Or head over to our download store and grab your own copy. Either way, we’d like to thank you for watching. And of course, we’d like to thank Molly for being so generous with her time and so open about her artistry.
We’ve just uploaded our interview with Terry Syrek to the Cracking the Code platform.
This interview is a revealing conversation about an elite player learning to live with a condition that severely affects his playing: focal dystonia.
We’re interested in learning more about musical health and the sorts of injuries guitarists face, and we were glad to have the chance to sit down with Terry and hear what it’s been like for him adapting to life with this disorder. He’s both a great player and a humble, friendly guy, and we hope you enjoy hearing his story.
And here’s some additional detail about Terry and the interview, if you’re the yes-please-I-want-to-read-all-the-words type! —
Terry is not only an incredible shredder, but a vocalist, producer, writer, and instructor. He’s been recording and releasing music for decades, and has performed alongside such legends as Steve Vai, Marty Friedman, Paul Gilbert, John Petrucci, and Zakk Wylde. He studied at Berklee, and has over 20 years of teaching experience.
He also has focal dystonia, a neurological movement disorder that affects the motor control of his fingers and limits what he can play. It’s not well understood, and there’s no magic bullet treatment. Terry visited a number of experts to try to figure out what was going on, and his diagnosis was just the start of learning to live with a new reality.
While it’s altered his relationship to playing the guitar, this condition hasn’t entirely quelled Terry’s virtuoisic chops, and it certainly hasn’t dampened his musical creativity! In this interview, we learn how Terry found ways to continue to write innovate, virtuoso prog guitar excursions despite his dystonia.
The conversation ranges from Terry’s time studying at Berklee, and the rigors of professionally competitive practice schedules at a top-tier music school, to his journey of self-discovery and healing after being diagnosed with this condition.
Many of you may have seen this already as we released the download a while back. But we hadn’t gotten it up on the new site yet…so, now it’s there!
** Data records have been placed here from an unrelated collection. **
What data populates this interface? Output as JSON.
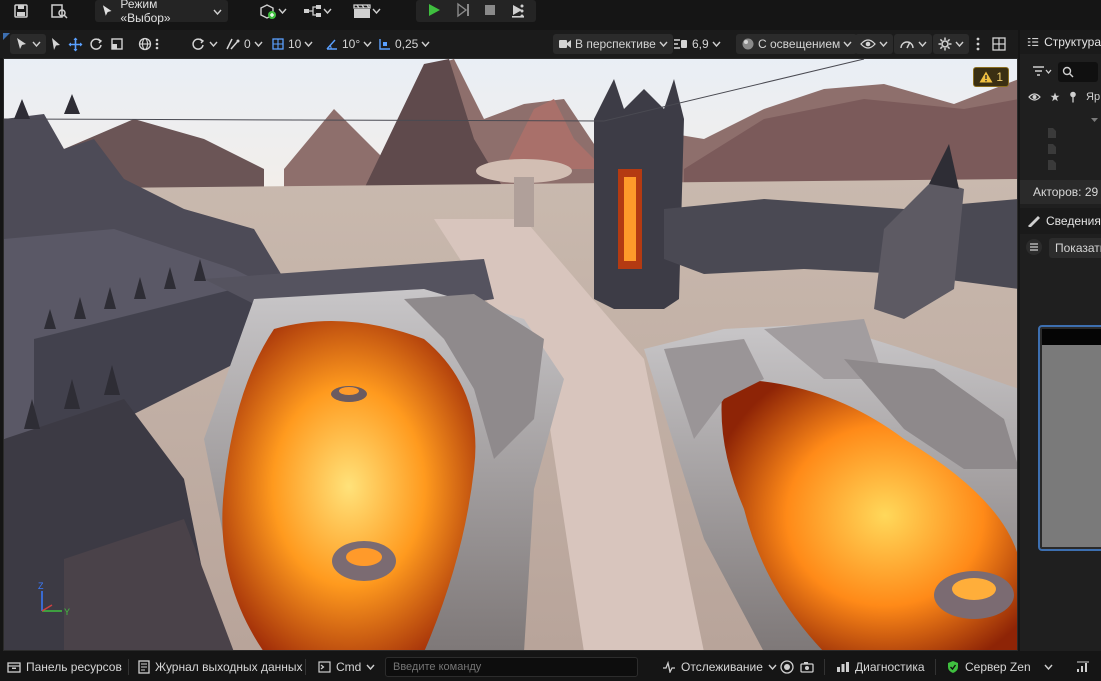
{
  "toolbar": {
    "mode_label": "Режим «Выбор»"
  },
  "viewport_toolbar": {
    "rotation_snap_count": "0",
    "grid_snap": "10",
    "angle_snap": "10°",
    "scale_snap": "0,25",
    "view_mode": "В перспективе",
    "camera_speed": "6,9",
    "lighting_mode": "С освещением"
  },
  "viewport": {
    "warning_count": "1"
  },
  "right_panel": {
    "outliner_tab": "Структура",
    "actors_count": "Акторов: 29",
    "details_tab": "Сведения",
    "show_button": "Показать",
    "filter_col_label": "Яр"
  },
  "status_bar": {
    "content_drawer": "Панель ресурсов",
    "output_log": "Журнал выходных данных",
    "cmd_label": "Cmd",
    "cmd_placeholder": "Введите команду",
    "trace": "Отслеживание",
    "diagnostics": "Диагностика",
    "zen_server": "Сервер Zen"
  },
  "colors": {
    "accent_blue": "#3d6fb0",
    "play_green": "#3fbf3f",
    "warning_yellow": "#f0c040"
  }
}
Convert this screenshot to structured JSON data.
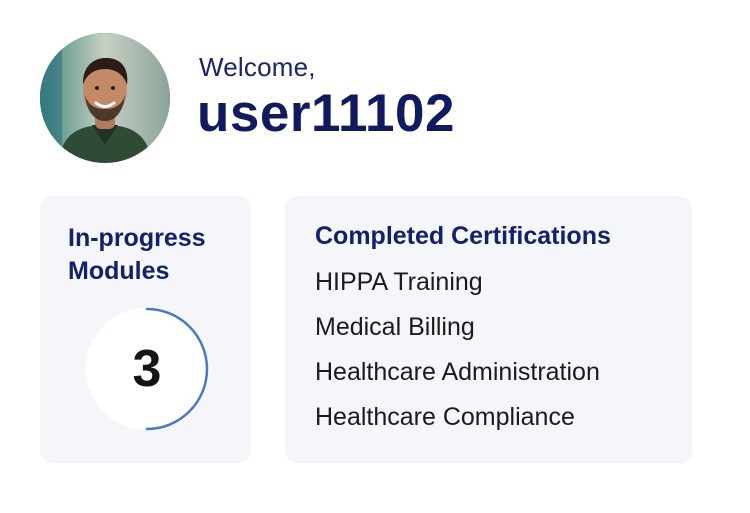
{
  "header": {
    "greeting": "Welcome,",
    "username": "user11102",
    "avatar_alt": "user avatar"
  },
  "in_progress": {
    "title": "In-progress Modules",
    "count": "3",
    "ring_fraction": 0.5,
    "ring_color": "#4a78c9"
  },
  "certifications": {
    "title": "Completed Certifications",
    "items": [
      "HIPPA Training",
      "Medical Billing",
      "Healthcare Administration",
      "Healthcare Compliance"
    ]
  },
  "colors": {
    "primary_text": "#111a5e",
    "card_bg": "#f4f6f9"
  }
}
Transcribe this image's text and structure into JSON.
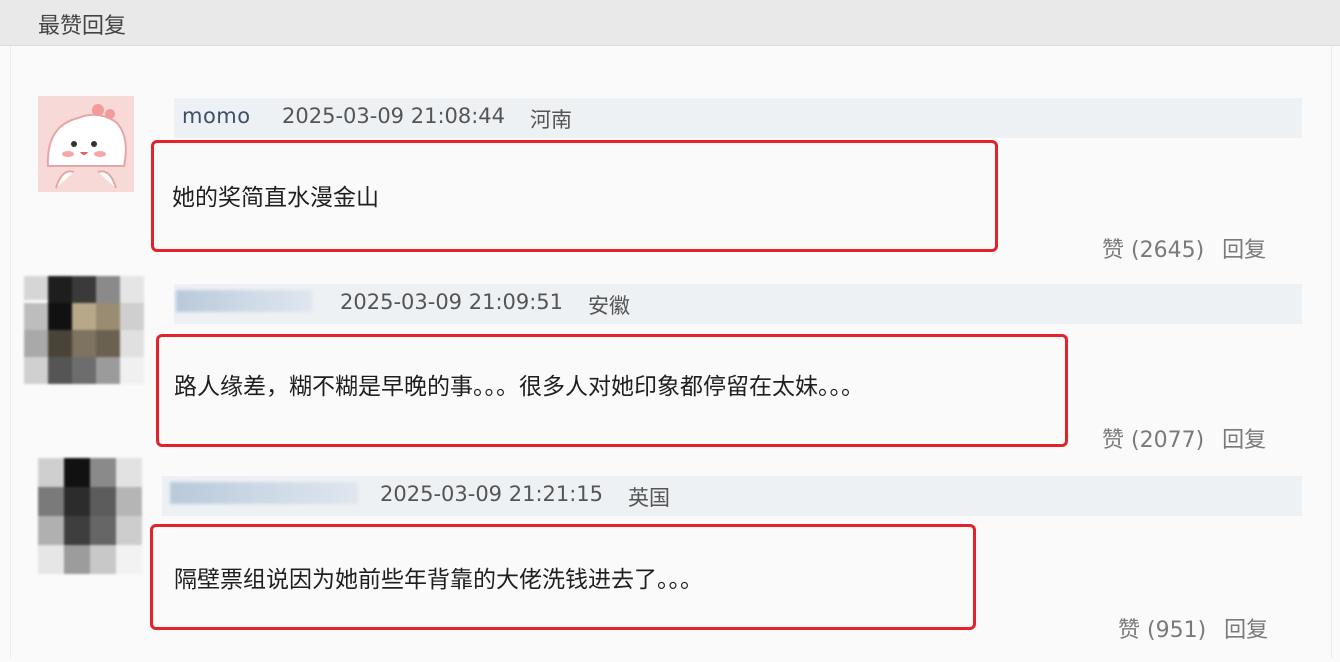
{
  "header": {
    "title": "最赞回复"
  },
  "comments": [
    {
      "username": "momo",
      "datetime": "2025-03-09 21:08:44",
      "location": "河南",
      "text": "她的奖简直水漫金山",
      "likes_label": "赞 (2645)",
      "reply_label": "回复"
    },
    {
      "username": "",
      "datetime": "2025-03-09 21:09:51",
      "location": "安徽",
      "text": "路人缘差，糊不糊是早晚的事。。。很多人对她印象都停留在太妹。。。",
      "likes_label": "赞 (2077)",
      "reply_label": "回复"
    },
    {
      "username": "",
      "datetime": "2025-03-09 21:21:15",
      "location": "英国",
      "text": "隔壁票组说因为她前些年背靠的大佬洗钱进去了。。。",
      "likes_label": "赞 (951)",
      "reply_label": "回复"
    }
  ],
  "colors": {
    "highlight": "#e3222a",
    "meta_bar": "#eef1f4",
    "username": "#3d4f6a"
  }
}
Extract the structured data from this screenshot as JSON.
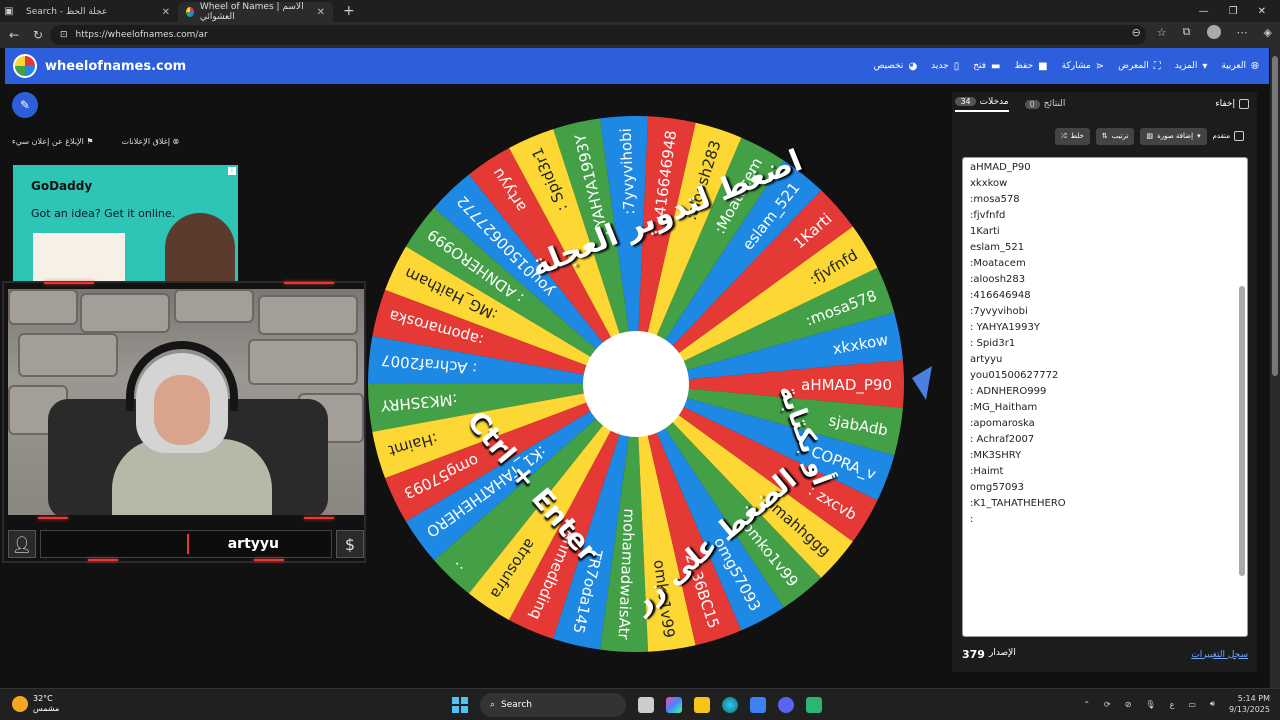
{
  "browser": {
    "tab1_title": "Search - عجلة الحظ",
    "tab2_title": "Wheel of Names | الاسم العشوائي",
    "url": "https://wheelofnames.com/ar"
  },
  "header": {
    "brand": "wheelofnames.com",
    "menu": {
      "language": "العربية",
      "more": "المزيد",
      "gallery": "المعرض",
      "share": "مشاركة",
      "save": "حفظ",
      "open": "فتح",
      "new": "جديد",
      "customize": "تخصيص"
    }
  },
  "ads": {
    "close_ads": "إغلاق الإعلانات",
    "report_ad": "الإبلاغ عن إعلان سيء",
    "brand": "GoDaddy",
    "tagline": "Got an idea? Get it online."
  },
  "stream": {
    "username": "artyyu",
    "currency_icon": "$"
  },
  "wheel": {
    "colors": [
      "#e53935",
      "#1e88e5",
      "#43a047",
      "#fdd835"
    ],
    "segments": [
      "aHMAD_P90",
      "xkxkow",
      ":mosa578",
      ":fjvfnfd",
      "1Karti",
      "eslam_521",
      ":Moatacem",
      ":aloosh283",
      ":416646948",
      ":7yvyvihobi",
      ": YAHYA1993Y",
      ": Spid3r1",
      "artyyu",
      "you01500627772",
      ": ADNHERO999",
      ":MG_Haitham",
      ":apomaroska",
      ": Achraf2007",
      ":MK3SHRY",
      ":Haimt",
      "omg57093",
      ":K1_TAHATHEHERO",
      ":",
      "atrosufra",
      "Ahmedbdinq",
      "TR7oda145",
      "mohamadwaisAtr",
      "omko1v99",
      "2136BC15",
      "omg57093",
      "omko1v99",
      "omahhggg",
      ": zxcvb",
      "COPRA_v",
      "sjabAdb"
    ],
    "overlay_line1": "اضغط لتدوير العجلة",
    "overlay_line2": "أو بكتابة",
    "overlay_line3": "الضغط على زر",
    "overlay_keys": "Ctrl + Enter"
  },
  "panel": {
    "hide_label": "إخفاء",
    "results_tab": "النتائج",
    "results_count": "0",
    "entries_tab": "مدخلات",
    "entries_count": "34",
    "shuffle": "خلط",
    "sort": "ترتيب",
    "add_image": "إضافة صورة",
    "advanced": "متقدم",
    "entries": [
      "aHMAD_P90",
      "xkxkow",
      ":mosa578",
      ":fjvfnfd",
      "1Karti",
      "eslam_521",
      ":Moatacem",
      ":aloosh283",
      ":416646948",
      ":7yvyvihobi",
      ": YAHYA1993Y",
      ": Spid3r1",
      "artyyu",
      "you01500627772",
      ": ADNHERO999",
      ":MG_Haitham",
      ":apomaroska",
      ": Achraf2007",
      ":MK3SHRY",
      ":Haimt",
      "omg57093",
      ":K1_TAHATHEHERO",
      ":"
    ],
    "changelog": "سجل التغييرات",
    "version_label": "الإصدار",
    "version": "379"
  },
  "taskbar": {
    "temperature": "32°C",
    "weather": "مشمس",
    "search": "Search",
    "time": "5:14 PM",
    "date": "9/13/2025",
    "lang": "ع"
  }
}
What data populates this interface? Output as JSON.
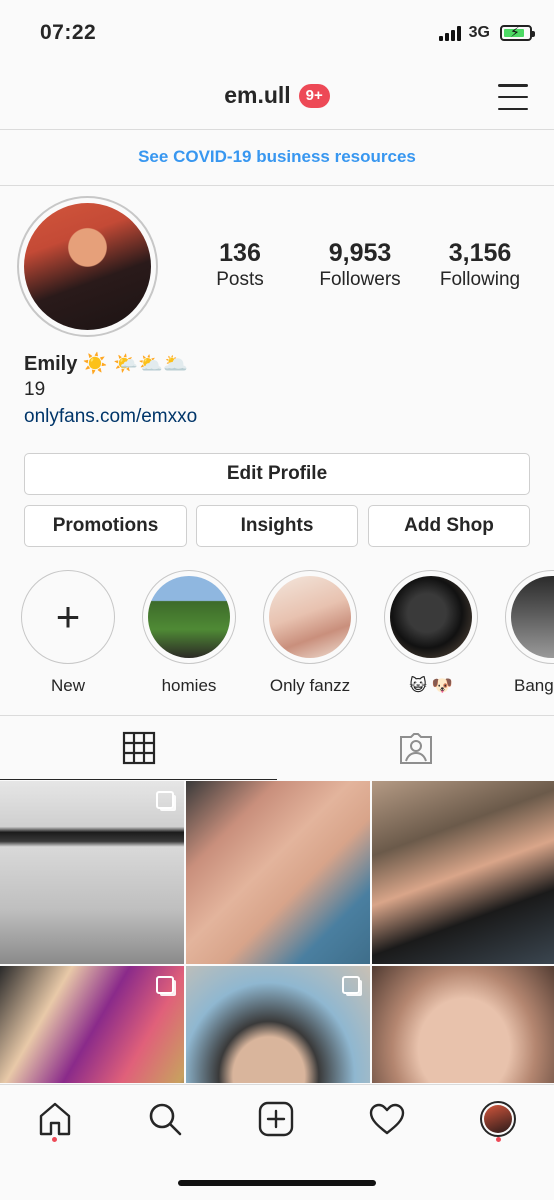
{
  "status_bar": {
    "time": "07:22",
    "network": "3G"
  },
  "header": {
    "username": "em.ull",
    "notification_badge": "9+"
  },
  "banner": {
    "text": "See COVID-19 business resources"
  },
  "stats": [
    {
      "value": "136",
      "label": "Posts"
    },
    {
      "value": "9,953",
      "label": "Followers"
    },
    {
      "value": "3,156",
      "label": "Following"
    }
  ],
  "bio": {
    "name": "Emily",
    "name_emoji": "☀️ 🌤️⛅️🌥️",
    "age": "19",
    "link": "onlyfans.com/emxxo"
  },
  "buttons": {
    "edit_profile": "Edit Profile",
    "promotions": "Promotions",
    "insights": "Insights",
    "add_shop": "Add Shop"
  },
  "highlights": [
    {
      "label": "New",
      "icon": "plus-icon"
    },
    {
      "label": "homies"
    },
    {
      "label": "Only fanzz"
    },
    {
      "label": "😺 🐶"
    },
    {
      "label": "Bang"
    }
  ],
  "tabs": {
    "grid": "grid-icon",
    "tagged": "tagged-person-icon"
  },
  "colors": {
    "accent": "#3897f0",
    "badge": "#ed4956",
    "link": "#003569"
  }
}
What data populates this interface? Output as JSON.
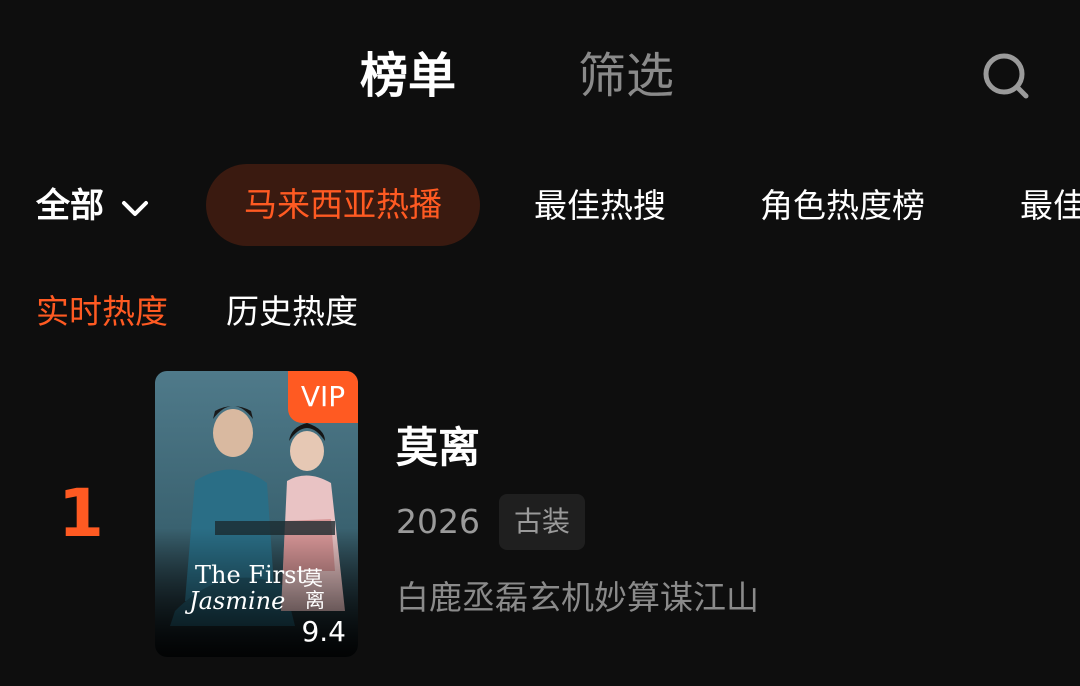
{
  "header": {
    "tabs": [
      {
        "label": "榜单",
        "active": true
      },
      {
        "label": "筛选",
        "active": false
      }
    ],
    "search_icon": "search-icon"
  },
  "category_bar": {
    "all_label": "全部",
    "dropdown_icon": "chevron-down-icon",
    "chips": [
      {
        "label": "马来西亚热播",
        "active": true
      },
      {
        "label": "最佳热搜",
        "active": false
      },
      {
        "label": "角色热度榜",
        "active": false
      },
      {
        "label": "最佳",
        "active": false
      }
    ]
  },
  "sub_tabs": [
    {
      "label": "实时热度",
      "active": true
    },
    {
      "label": "历史热度",
      "active": false
    }
  ],
  "ranking": [
    {
      "rank": "1",
      "poster": {
        "badge": "VIP",
        "poster_text": "The First Jasmine 莫离",
        "score": "9.4"
      },
      "title": "莫离",
      "year": "2026",
      "genre": "古装",
      "description": "白鹿丞磊玄机妙算谋江山"
    }
  ],
  "colors": {
    "accent": "#ff5a22",
    "background": "#0e0e0e",
    "chip_active_bg": "#3a1a10",
    "muted_text": "#8a8a8a"
  }
}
Just the video for now, but we’ll work on tablature too.
This is a one-hour, hands-on investigation of Martin’s process for building improvisational chops — deconstructing his process for improvising over flowing chord changes, and arriving at a simple checklist that anyone can follow to start developing a mature improvisational vocabulary. We also address the nature of improvisation, the different challenges of fretted and keyboard improvisation, the altered scale and its use in soloing over the V chord, the II-V-I progression, and more.
This is a great counterpart to our first interview with Martin, which focused more on the mechanical side of his playing. We recommend watching ’em both!
We just finished editing the David Grier interview for our Masters in Mechanics subscribers! Meeting David was a wonderful step forward in our quest to get a better understanding of crosspicking techniques in general, and bluegrass picking technique in particular. Read More
We’re giving away 10 free copies of the Cracking the Code Pickslanting Primer!
To enter, just drop off your email below. We’ll be picking 10 viewers at random, and will send a notification to the winners next week. Whether you win or lose (and in our eyes, everyone’s a winner) we’d like to thank you for watching Cracking the Code.